=== Goal of the exercise ===
Extract, from the records beneath this instruction, each line that contains the word "长春Lee".

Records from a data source
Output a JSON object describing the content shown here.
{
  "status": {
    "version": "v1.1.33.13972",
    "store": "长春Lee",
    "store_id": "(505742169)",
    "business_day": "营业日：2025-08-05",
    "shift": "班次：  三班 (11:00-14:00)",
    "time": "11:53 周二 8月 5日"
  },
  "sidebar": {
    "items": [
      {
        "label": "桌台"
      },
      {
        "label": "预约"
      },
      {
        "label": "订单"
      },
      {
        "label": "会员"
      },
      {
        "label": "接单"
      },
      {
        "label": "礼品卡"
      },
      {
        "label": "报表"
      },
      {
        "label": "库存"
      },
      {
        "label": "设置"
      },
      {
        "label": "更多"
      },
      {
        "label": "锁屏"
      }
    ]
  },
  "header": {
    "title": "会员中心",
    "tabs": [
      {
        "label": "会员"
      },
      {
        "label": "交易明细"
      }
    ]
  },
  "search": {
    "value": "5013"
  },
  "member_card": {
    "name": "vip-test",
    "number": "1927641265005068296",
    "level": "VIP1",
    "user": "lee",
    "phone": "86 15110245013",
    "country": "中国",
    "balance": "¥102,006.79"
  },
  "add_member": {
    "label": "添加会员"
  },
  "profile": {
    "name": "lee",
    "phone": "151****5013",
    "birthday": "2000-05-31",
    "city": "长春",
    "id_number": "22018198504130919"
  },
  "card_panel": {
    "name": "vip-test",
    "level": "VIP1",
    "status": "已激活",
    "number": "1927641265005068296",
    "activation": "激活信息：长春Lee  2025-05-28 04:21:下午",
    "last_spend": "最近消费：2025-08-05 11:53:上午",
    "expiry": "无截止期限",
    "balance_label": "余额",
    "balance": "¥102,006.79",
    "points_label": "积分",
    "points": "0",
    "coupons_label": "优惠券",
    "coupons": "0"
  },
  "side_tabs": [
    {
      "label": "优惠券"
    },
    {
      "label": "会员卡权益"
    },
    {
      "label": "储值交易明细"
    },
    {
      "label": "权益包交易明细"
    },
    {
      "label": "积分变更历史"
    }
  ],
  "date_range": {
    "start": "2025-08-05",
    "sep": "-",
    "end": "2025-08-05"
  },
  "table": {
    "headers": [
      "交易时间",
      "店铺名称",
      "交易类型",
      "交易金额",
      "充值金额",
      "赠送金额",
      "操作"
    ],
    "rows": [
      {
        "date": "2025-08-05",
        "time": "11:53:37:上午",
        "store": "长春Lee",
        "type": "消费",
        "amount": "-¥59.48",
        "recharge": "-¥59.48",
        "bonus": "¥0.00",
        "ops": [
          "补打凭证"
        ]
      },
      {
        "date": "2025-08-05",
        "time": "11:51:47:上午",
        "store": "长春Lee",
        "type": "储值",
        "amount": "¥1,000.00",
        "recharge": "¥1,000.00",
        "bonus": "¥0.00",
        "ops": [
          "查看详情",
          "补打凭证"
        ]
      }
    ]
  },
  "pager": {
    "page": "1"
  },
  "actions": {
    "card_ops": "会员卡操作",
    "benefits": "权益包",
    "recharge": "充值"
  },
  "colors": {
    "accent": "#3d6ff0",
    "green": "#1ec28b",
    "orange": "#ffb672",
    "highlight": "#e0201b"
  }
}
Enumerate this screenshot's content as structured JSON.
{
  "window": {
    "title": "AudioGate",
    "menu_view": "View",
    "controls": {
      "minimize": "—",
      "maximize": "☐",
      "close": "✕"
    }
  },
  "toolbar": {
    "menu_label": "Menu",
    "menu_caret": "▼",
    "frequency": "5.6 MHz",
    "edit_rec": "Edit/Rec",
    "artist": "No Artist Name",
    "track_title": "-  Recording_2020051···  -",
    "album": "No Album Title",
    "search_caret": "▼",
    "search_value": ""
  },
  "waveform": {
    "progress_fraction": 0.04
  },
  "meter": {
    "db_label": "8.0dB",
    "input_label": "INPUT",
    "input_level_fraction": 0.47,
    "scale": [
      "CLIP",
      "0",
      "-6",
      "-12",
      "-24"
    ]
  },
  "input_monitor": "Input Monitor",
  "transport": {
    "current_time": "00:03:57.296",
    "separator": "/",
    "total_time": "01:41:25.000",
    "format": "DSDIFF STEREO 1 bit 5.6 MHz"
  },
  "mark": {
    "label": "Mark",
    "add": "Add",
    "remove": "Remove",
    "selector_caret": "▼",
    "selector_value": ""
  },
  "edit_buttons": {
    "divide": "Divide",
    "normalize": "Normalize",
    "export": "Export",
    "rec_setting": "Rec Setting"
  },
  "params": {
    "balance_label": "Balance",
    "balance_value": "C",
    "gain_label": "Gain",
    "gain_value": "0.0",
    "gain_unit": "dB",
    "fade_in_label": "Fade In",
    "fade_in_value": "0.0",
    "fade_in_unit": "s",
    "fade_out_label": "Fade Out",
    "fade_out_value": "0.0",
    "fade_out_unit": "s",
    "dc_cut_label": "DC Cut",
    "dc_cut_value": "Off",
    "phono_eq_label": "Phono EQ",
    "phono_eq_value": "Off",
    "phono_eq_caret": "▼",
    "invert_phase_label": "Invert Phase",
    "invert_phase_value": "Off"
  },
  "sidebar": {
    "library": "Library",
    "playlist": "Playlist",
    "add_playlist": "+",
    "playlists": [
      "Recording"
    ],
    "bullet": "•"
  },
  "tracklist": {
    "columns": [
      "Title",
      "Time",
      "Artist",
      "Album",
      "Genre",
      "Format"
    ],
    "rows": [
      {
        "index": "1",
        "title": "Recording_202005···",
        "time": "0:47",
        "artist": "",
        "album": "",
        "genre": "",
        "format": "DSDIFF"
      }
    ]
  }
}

=== Response to the exercise ===
    "store": "长春Lee",
    "activation": "激活信息：长春Lee  2025-05-28 04:21:下午",
        "store": "长春Lee",
        "store": "长春Lee",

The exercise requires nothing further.